The TSA Has $531,000 in Our Loose Change It Doesn’t Know What to Do With

What's Hot


How to Cut the Cable TV Cord in 2017Family

8 Major Freebies and Discounts You Get With Amazon PrimeSave

Study: People Who Curse Are More HonestFamily

8 Creative Ways to Clear ClutterAround The House

15 Things You Should Always Buy at a Dollar StoreMore

Pay $2 and Get Unlimited Wendy’s Frosty Treats in 2017Family

5 Reasons to Shop for a Home in DecemberFamily

This Free Software Brings Old Laptops Back to LifeMore

Should You Donate to Wreaths Across America? A Lesson in Charitable GivingAround The House

6 Reasons Why Savers Are Sexier Than SpendersCredit & Debt

Resolutions 2017: Save More Money Using 5 Simple TricksCredit & Debt

10 Free Things That Used to Cost MoneyAround The House

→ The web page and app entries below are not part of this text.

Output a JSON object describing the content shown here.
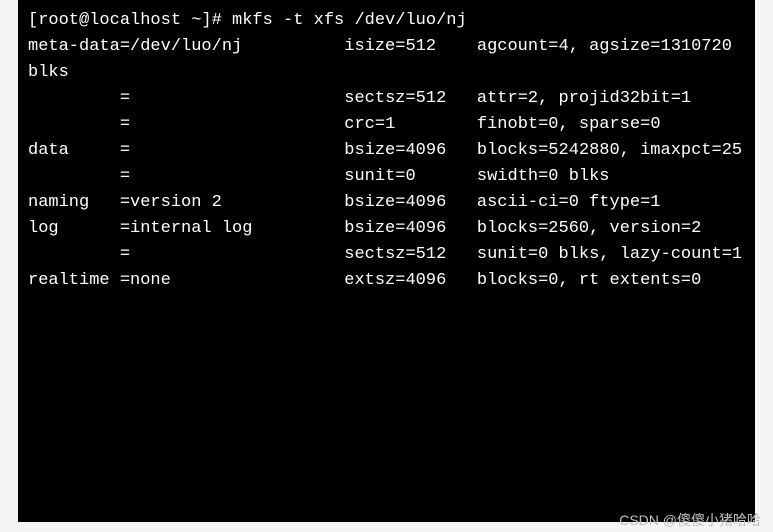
{
  "terminal": {
    "lines": [
      "[root@localhost ~]# mkfs -t xfs /dev/luo/nj",
      "meta-data=/dev/luo/nj          isize=512    agcount=4, agsize=1310720 blks",
      "         =                     sectsz=512   attr=2, projid32bit=1",
      "         =                     crc=1        finobt=0, sparse=0",
      "data     =                     bsize=4096   blocks=5242880, imaxpct=25",
      "         =                     sunit=0      swidth=0 blks",
      "naming   =version 2            bsize=4096   ascii-ci=0 ftype=1",
      "log      =internal log         bsize=4096   blocks=2560, version=2",
      "         =                     sectsz=512   sunit=0 blks, lazy-count=1",
      "realtime =none                 extsz=4096   blocks=0, rt extents=0"
    ]
  },
  "watermark": "CSDN @傻傻小猪哈哈"
}
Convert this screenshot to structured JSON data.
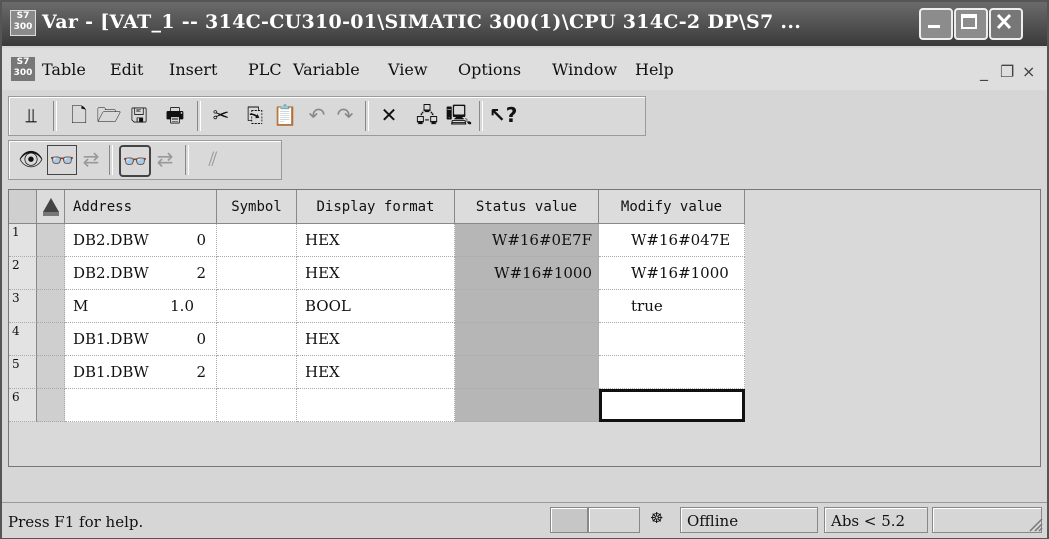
{
  "window": {
    "title": "Var - [VAT_1 -- 314C-CU310-01\\SIMATIC 300(1)\\CPU 314C-2 DP\\S7 ...",
    "app_icon_label": "S7\n300",
    "controls": [
      "minimize-icon",
      "maximize-icon",
      "close-icon"
    ]
  },
  "menu": {
    "items": [
      "Table",
      "Edit",
      "Insert",
      "PLC",
      "Variable",
      "View",
      "Options",
      "Window",
      "Help"
    ],
    "mdi_controls": [
      "_",
      "❐",
      "×"
    ]
  },
  "toolbar1": {
    "icons": [
      "pin-icon",
      "new-icon",
      "open-icon",
      "save-icon",
      "print-icon",
      "cut-icon",
      "copy-icon",
      "paste-icon",
      "undo-icon",
      "redo-icon",
      "delete-icon",
      "online-icon",
      "offline-icon",
      "help-icon"
    ]
  },
  "toolbar2": {
    "icons": [
      "monitor-icon",
      "monitor-variables-icon",
      "modify-variables-icon",
      "monitor-once-icon",
      "modify-once-icon",
      "trigger-icon"
    ]
  },
  "table": {
    "headers": [
      "Address",
      "Symbol",
      "Display format",
      "Status value",
      "Modify value"
    ],
    "rows": [
      {
        "num": "1",
        "area": "DB2.DBW",
        "offset": "0",
        "symbol": "",
        "format": "HEX",
        "status": "W#16#0E7F",
        "modify": "W#16#047E"
      },
      {
        "num": "2",
        "area": "DB2.DBW",
        "offset": "2",
        "symbol": "",
        "format": "HEX",
        "status": "W#16#1000",
        "modify": "W#16#1000"
      },
      {
        "num": "3",
        "area": "M",
        "offset": "1.0",
        "symbol": "",
        "format": "BOOL",
        "status": "",
        "modify": "true"
      },
      {
        "num": "4",
        "area": "DB1.DBW",
        "offset": "0",
        "symbol": "",
        "format": "HEX",
        "status": "",
        "modify": ""
      },
      {
        "num": "5",
        "area": "DB1.DBW",
        "offset": "2",
        "symbol": "",
        "format": "HEX",
        "status": "",
        "modify": ""
      },
      {
        "num": "6",
        "area": "",
        "offset": "",
        "symbol": "",
        "format": "",
        "status": "",
        "modify": ""
      }
    ]
  },
  "status": {
    "help": "Press F1 for help.",
    "connection": "Offline",
    "version": "Abs < 5.2"
  }
}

7 New Year’s Resolutions to Make With Your KidsFamily

10 Simple Money Moves to Make Before the New YearFamily

The 3 Golden Rules of Lending to Friends and FamilyBorrow

People leave tens of thousands of dollars in change at major airports every year. The TSA collects it, but hasn't spent much.

Now we know the real reason for those trays you put your stuff in at the security checkpoint at the airport: They’re coin traps.

The Transportation Security Administration says it collected $531,000 in loose change left behind at security checkpoints in the 2012 fiscal year, Travel and Leisure says. It’s sitting mostly untapped in an aviation security fund, but one proposal in Congress could put it to use.

The TSA Loose Change Act, proposed by Rep. Jeff Miller, R-Fla., would rewrite federal law so that change left behind would automatically be transferred to nonprofits such as the USO, Bloomberg Businessweek says. They would use the money to install airport lounges for traveling military service members, their families and veterans.

Sounds great in theory. In practice, though, it may end up costing more money than is taken in. When Miller tried to pass a similar bill in 2011, the Congressional Budget Office estimated it would cost $1.2 million to collect, account for and transfer all those coins, The Washington Post says.

Regardless, this time the bill is getting support — it already passed the House and is headed to the Senate.

By the way, curious about which airports had the most money left behind? Businessweek has a list. Here are the cities where people were most forgetful:

  • Miami — $39,613.
  • Las Vegas — $26,900.
  • Chicago — $22,115.
  • Los Angeles — $21,916.
  • New York City — $21,201.
  • Dallas — $21,090.
  • San Francisco — $19,873.
  • Boston — $16,405.
  • Houston — $16,000.
  • Washington, D.C. — $16,000.
Stacy Johnson

It's not the usual blah, blah, blah

I know... every site you visit wants you to subscribe to their newsletter. But our news and advice is actually worth reading! For 25 years, I've been making people richer without making their eyes glaze over. You'll be glad you did. I guarantee it!

💰🗣📰

Read Next: Beware These 10 Common and Costly Tax Mistakes

Check Out Our Hottest Deals!

We're always adding new deals and coupons that'll save you big bucks. See the deals to the right and hundreds more in our Deals section.

Click here to explore 1,839 more deals!